The three dimensions result in a more nuanced potential value, one that reflects all three scores.
So what can be done with this model of potential value and foregone value? What good is it? I use it in three ways. First, every day I contact two or three people who have the highest foregone value. I talk to them about what they are seeing. Sometimes they have seen opportunities for me, sometimes not. In any case, the contact pushes their foregone value down to 0, at least for a day, until it gradually rises again.
If I only talked to the people with the most foregone value, I would never speak with many people in my network. Their foregone value would never rise high enough to break into the top 2 or 3. But I know my model is not perfect. I have certainly misscored some people on the opportunity volume, either over-estimating or under-estimating the number of opportunities they see. I have certainly misscored people on the other two dimensions as well: work familiarity and inclination to assist. Further the exponents I have estimated for these log scales are no doubt somewhat wrong. Perhaps the 2.5 exponent for opportunity volume should be a 2.2 instead, or a 3.1. Given that the model is flawed, I need to use it in a way that is not overly sensitive to its flaws.
So in addition to contacting the top two or three of foregone value, I also contact an additional one person, randomly drawing from the whole list, weighted by foregone value. Let’s look at an example. Suppose Gene has a foregone value of 700 today. And further suppose that the total foregone value of everyone across my network is 140,000 today. When I draw someone randomly from the network, weighted by foregone value, there is a chance of 700 / 140,000 that Gene will be the person drawn. Every day there’s a 0.5% chance that I will call Gene.
I use the model in a third way as well. I use it to estimate the how much total value of my network I am forgoing, by not calling everyone every day. Today, the total potential value of my network is 291,284, and the total foregone value is 144,446. So I am realizing about 50% of the value of my network, and forgoing another 50%. By making more calls every day, I could slowly bring that percentage up to 55% or perhaps even 60%. But it takes increasing effort to raise the value that I realize, more effort to raise it from 55% to 60% than it takes to raise it from 50% to 55%, and even more if I wanted to bring it to 65%. In practice, I find 50% to be a good tradeoff between the effort I care to spend networking, and the value that I want to realize from that effort.
Dave, you’ve captured a truth of business development in this model. I do have a suggestion: the rate of exponential decay varies by person according to his or her busyness. If the person is like Lucy in the Candy Factory, with change, obligations, or crises hitting her at a volume beyond digestive ability, then the need to reconnect Is more frequent than persons with a different volume. Related factors – or maybe they are symptoms – are attention span and stress. So the rate of exponential decay could perhaps be predicted, like the half time of an element, by considering the person’s situation.

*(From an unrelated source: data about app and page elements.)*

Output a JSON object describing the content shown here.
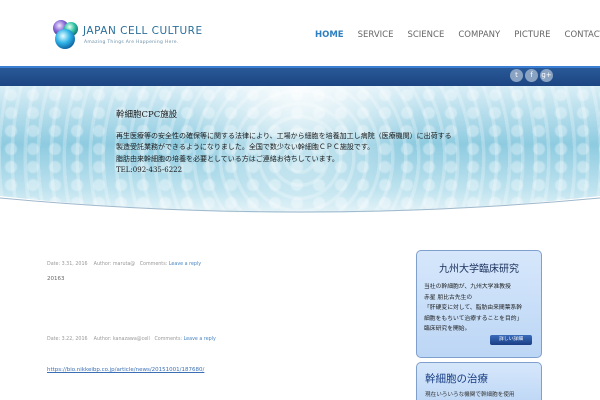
{
  "header": {
    "logo_title": "JAPAN CELL CULTURE",
    "logo_tagline": "Amazing Things Are Happening Here.",
    "nav": [
      "HOME",
      "SERVICE",
      "SCIENCE",
      "COMPANY",
      "PICTURE",
      "CONTACT"
    ],
    "active_nav": "HOME"
  },
  "social": [
    "t",
    "f",
    "g+"
  ],
  "hero": {
    "title": "幹細胞CPC施設",
    "lines": [
      "再生医療等の安全性の確保等に関する法律により、工場から細胞を培養加工し病院（医療機関）に出荷する",
      "製造受託業務ができるようになりました。全国で数少ない幹細胞ＣＰＣ施設です。",
      "脂肪由来幹細胞の培養を必要としている方はご連絡お待ちしています。",
      "TEL:092-435-6222"
    ]
  },
  "posts": [
    {
      "date": "Date: 3.31, 2016",
      "author": "Author: maruta@",
      "comments_label": "Comments:",
      "comments_link": "Leave a reply",
      "body": "20163"
    },
    {
      "date": "Date: 3.22, 2016",
      "author": "Author: kanazawa@cell",
      "comments_label": "Comments:",
      "comments_link": "Leave a reply",
      "body": ""
    }
  ],
  "post_link": "https://bio.nikkeibp.co.jp/article/news/20151001/187680/",
  "sidebar": {
    "box1": {
      "title": "九州大学臨床研究",
      "lines": [
        "当社の幹細胞が、九州大学准教授",
        "赤星 朋比古先生の",
        "「肝硬変に対して、脂肪由来間葉系幹",
        "細胞をもちいて治療することを目的」",
        "臨床研究を開始。"
      ],
      "button": "詳しい詳細"
    },
    "box2": {
      "title": "幹細胞の治療",
      "text": "現在いろいろな機関で幹細胞を使用"
    }
  },
  "colors": {
    "accent": "#2f7fbf",
    "bar": "#1c4582",
    "sidebar_bg": "#cfe2f9"
  }
}
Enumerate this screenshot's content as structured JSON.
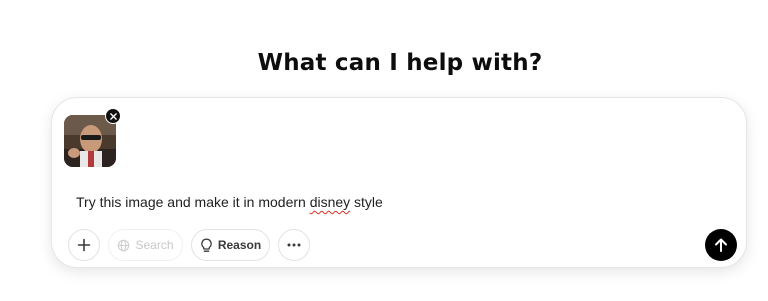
{
  "headline": "What can I help with?",
  "composer": {
    "attachment": {
      "kind": "image",
      "remove_icon": "close-icon"
    },
    "prompt_text_before": "Try this image and make it in modern ",
    "prompt_text_misspelled": "disney",
    "prompt_text_after": " style",
    "toolbar": {
      "add_icon": "plus-icon",
      "search_label": "Search",
      "search_icon": "globe-icon",
      "reason_label": "Reason",
      "reason_icon": "lightbulb-icon",
      "more_icon": "more-horizontal-icon",
      "send_icon": "arrow-up-icon"
    }
  }
}
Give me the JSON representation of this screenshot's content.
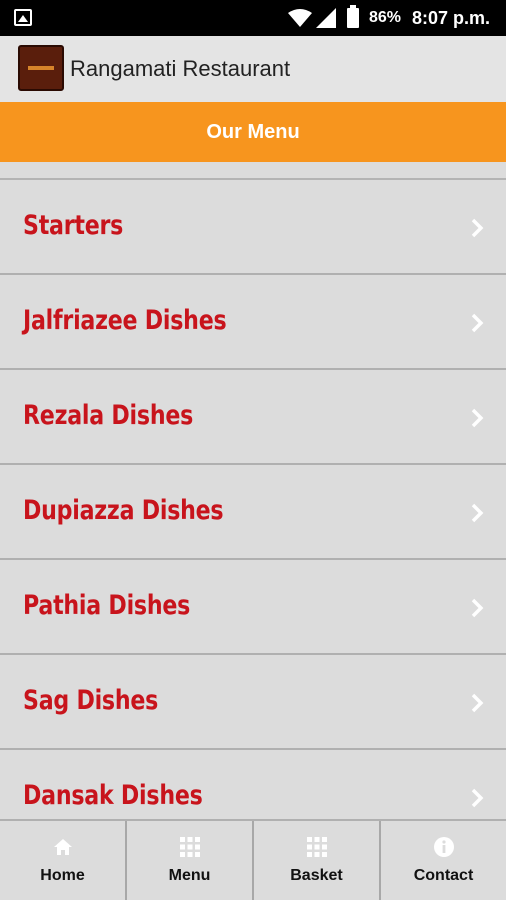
{
  "status_bar": {
    "battery": "86%",
    "time": "8:07 p.m."
  },
  "app_bar": {
    "title": "Rangamati Restaurant"
  },
  "header": {
    "title": "Our Menu"
  },
  "menu_items": [
    {
      "label": "Starters"
    },
    {
      "label": "Jalfriazee Dishes"
    },
    {
      "label": "Rezala Dishes"
    },
    {
      "label": "Dupiazza Dishes"
    },
    {
      "label": "Pathia Dishes"
    },
    {
      "label": "Sag Dishes"
    },
    {
      "label": "Dansak Dishes"
    }
  ],
  "bottom_nav": [
    {
      "label": "Home",
      "icon": "home-icon"
    },
    {
      "label": "Menu",
      "icon": "grid-icon"
    },
    {
      "label": "Basket",
      "icon": "grid-icon"
    },
    {
      "label": "Contact",
      "icon": "info-icon"
    }
  ],
  "colors": {
    "accent": "#f7951e",
    "item_text": "#c8141c",
    "background": "#dcdcdc"
  }
}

No doubt. I like that image of trying to reconnect with Lucy in the candy factory.
Dave, really great system. I imagine most people are not so systematic to their detriment. I need to start building my model now :).
If you could send me the model when you have a chance I’d appreciate it.